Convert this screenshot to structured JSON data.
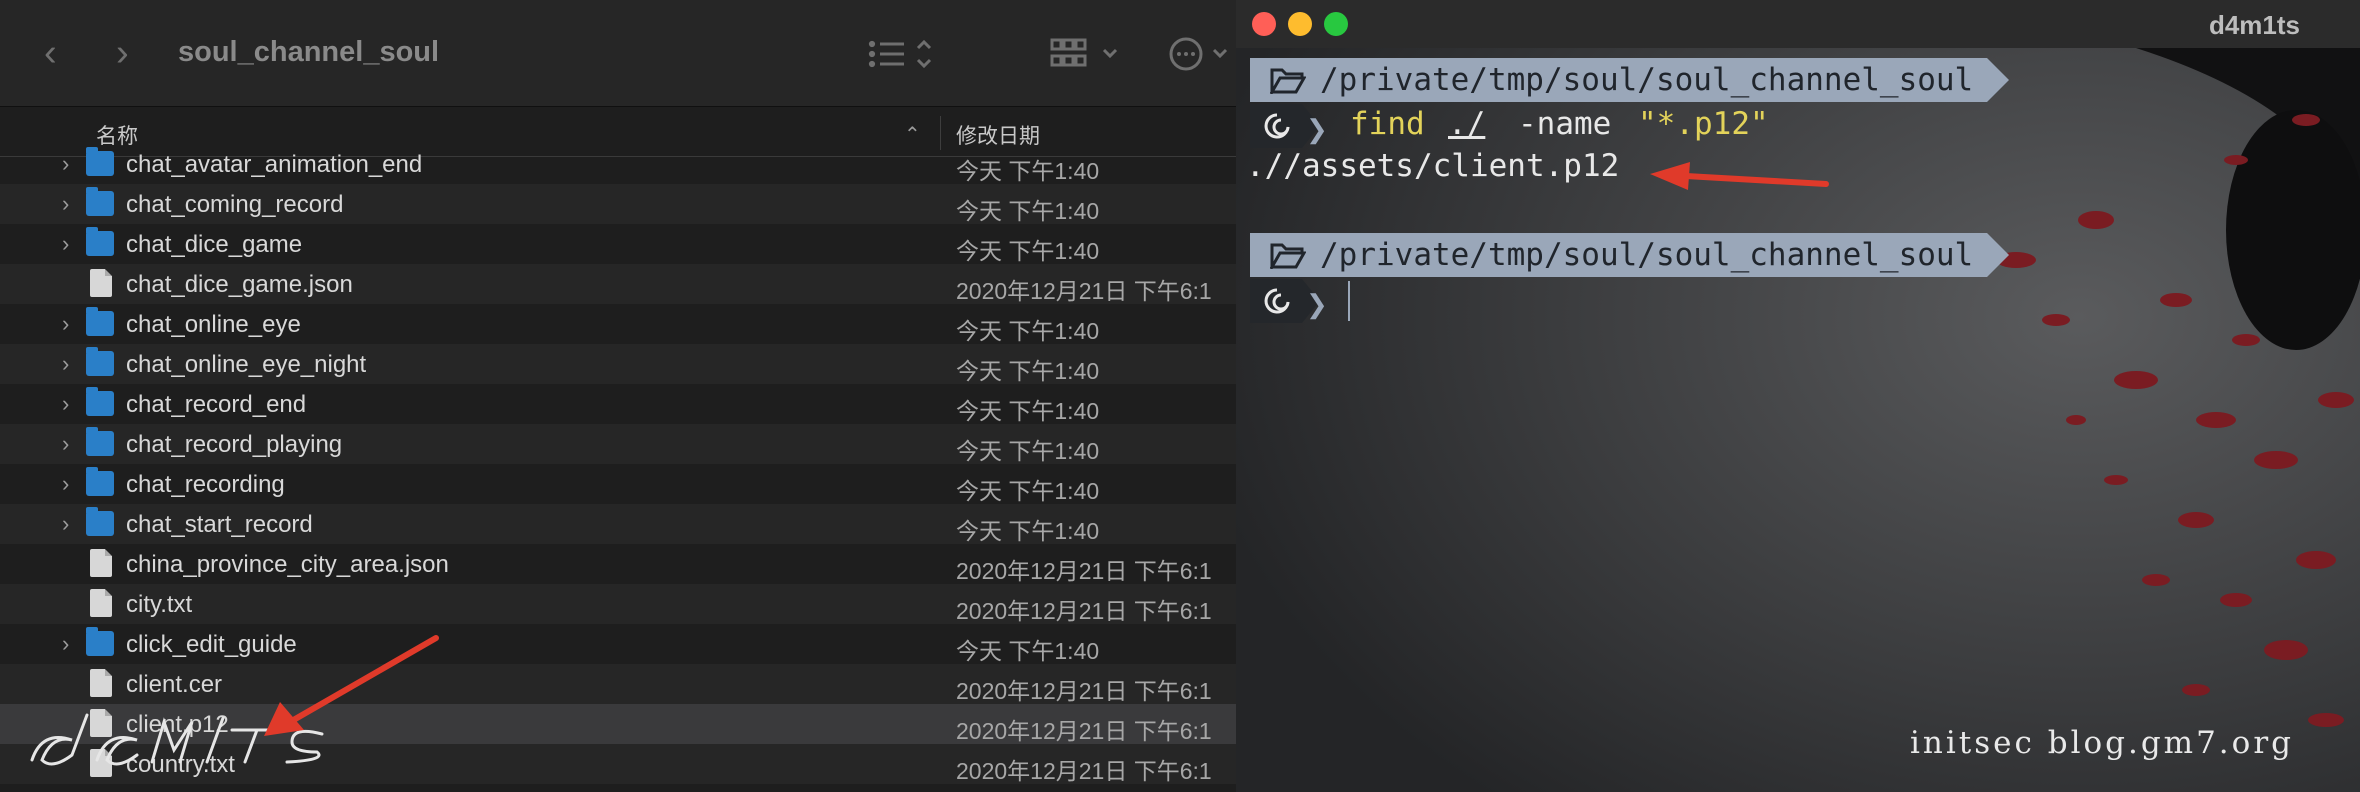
{
  "finder": {
    "folder_title": "soul_channel_soul",
    "columns": {
      "name": "名称",
      "date": "修改日期"
    },
    "rows": [
      {
        "name": "chat_avatar_animation_end",
        "date": "今天 下午1:40",
        "type": "folder"
      },
      {
        "name": "chat_coming_record",
        "date": "今天 下午1:40",
        "type": "folder"
      },
      {
        "name": "chat_dice_game",
        "date": "今天 下午1:40",
        "type": "folder"
      },
      {
        "name": "chat_dice_game.json",
        "date": "2020年12月21日 下午6:1",
        "type": "file"
      },
      {
        "name": "chat_online_eye",
        "date": "今天 下午1:40",
        "type": "folder"
      },
      {
        "name": "chat_online_eye_night",
        "date": "今天 下午1:40",
        "type": "folder"
      },
      {
        "name": "chat_record_end",
        "date": "今天 下午1:40",
        "type": "folder"
      },
      {
        "name": "chat_record_playing",
        "date": "今天 下午1:40",
        "type": "folder"
      },
      {
        "name": "chat_recording",
        "date": "今天 下午1:40",
        "type": "folder"
      },
      {
        "name": "chat_start_record",
        "date": "今天 下午1:40",
        "type": "folder"
      },
      {
        "name": "china_province_city_area.json",
        "date": "2020年12月21日 下午6:1",
        "type": "file"
      },
      {
        "name": "city.txt",
        "date": "2020年12月21日 下午6:1",
        "type": "file"
      },
      {
        "name": "click_edit_guide",
        "date": "今天 下午1:40",
        "type": "folder"
      },
      {
        "name": "client.cer",
        "date": "2020年12月21日 下午6:1",
        "type": "file"
      },
      {
        "name": "client.p12",
        "date": "2020年12月21日 下午6:1",
        "type": "file"
      },
      {
        "name": "country.txt",
        "date": "2020年12月21日 下午6:1",
        "type": "file"
      }
    ],
    "selected_row": "client.p12"
  },
  "terminal": {
    "window_title": "d4m1ts",
    "prompt_path": "/private/tmp/soul/soul_channel_soul",
    "command": {
      "cmd": "find",
      "arg": "./",
      "opt": "-name",
      "pattern": "\"*.p12\""
    },
    "output": ".//assets/client.p12"
  },
  "watermarks": {
    "right": "initsec blog.gm7.org"
  },
  "colors": {
    "arrow": "#e03a2a",
    "folder": "#2a7fc8",
    "prompt_bar": "#9aa7b9",
    "cmd_yellow": "#e3d35a"
  }
}
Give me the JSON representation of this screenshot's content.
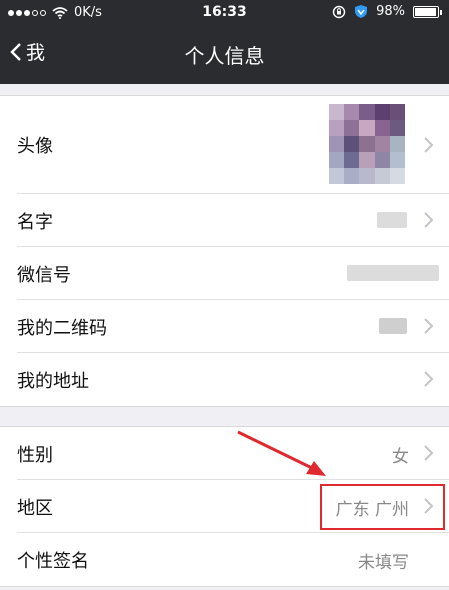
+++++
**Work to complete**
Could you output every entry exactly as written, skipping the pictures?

**Completed exercise**
Convert this screenshot to structured JSON data.
{
  "finder": {
    "folder_title": "soul_channel_soul",
    "columns": {
      "name": "名称",
      "date": "修改日期"
    },
    "rows": [
      {
        "name": "chat_avatar_animation_end",
        "date": "今天 下午1:40",
        "type": "folder"
      },
      {
        "name": "chat_coming_record",
        "date": "今天 下午1:40",
        "type": "folder"
      },
      {
        "name": "chat_dice_game",
        "date": "今天 下午1:40",
        "type": "folder"
      },
      {
        "name": "chat_dice_game.json",
        "date": "2020年12月21日 下午6:1",
        "type": "file"
      },
      {
        "name": "chat_online_eye",
        "date": "今天 下午1:40",
        "type": "folder"
      },
      {
        "name": "chat_online_eye_night",
        "date": "今天 下午1:40",
        "type": "folder"
      },
      {
        "name": "chat_record_end",
        "date": "今天 下午1:40",
        "type": "folder"
      },
      {
        "name": "chat_record_playing",
        "date": "今天 下午1:40",
        "type": "folder"
      },
      {
        "name": "chat_recording",
        "date": "今天 下午1:40",
        "type": "folder"
      },
      {
        "name": "chat_start_record",
        "date": "今天 下午1:40",
        "type": "folder"
      },
      {
        "name": "china_province_city_area.json",
        "date": "2020年12月21日 下午6:1",
        "type": "file"
      },
      {
        "name": "city.txt",
        "date": "2020年12月21日 下午6:1",
        "type": "file"
      },
      {
        "name": "click_edit_guide",
        "date": "今天 下午1:40",
        "type": "folder"
      },
      {
        "name": "client.cer",
        "date": "2020年12月21日 下午6:1",
        "type": "file"
      },
      {
        "name": "client.p12",
        "date": "2020年12月21日 下午6:1",
        "type": "file"
      },
      {
        "name": "country.txt",
        "date": "2020年12月21日 下午6:1",
        "type": "file"
      }
    ],
    "selected_row": "client.p12"
  },
  "terminal": {
    "window_title": "d4m1ts",
    "prompt_path": "/private/tmp/soul/soul_channel_soul",
    "command": {
      "cmd": "find",
      "arg": "./",
      "opt": "-name",
      "pattern": "\"*.p12\""
    },
    "output": ".//assets/client.p12"
  },
  "watermarks": {
    "right": "initsec blog.gm7.org"
  },
  "colors": {
    "arrow": "#e03a2a",
    "folder": "#2a7fc8",
    "prompt_bar": "#9aa7b9",
    "cmd_yellow": "#e3d35a"
  }
}
Give me the JSON representation of this screenshot's content.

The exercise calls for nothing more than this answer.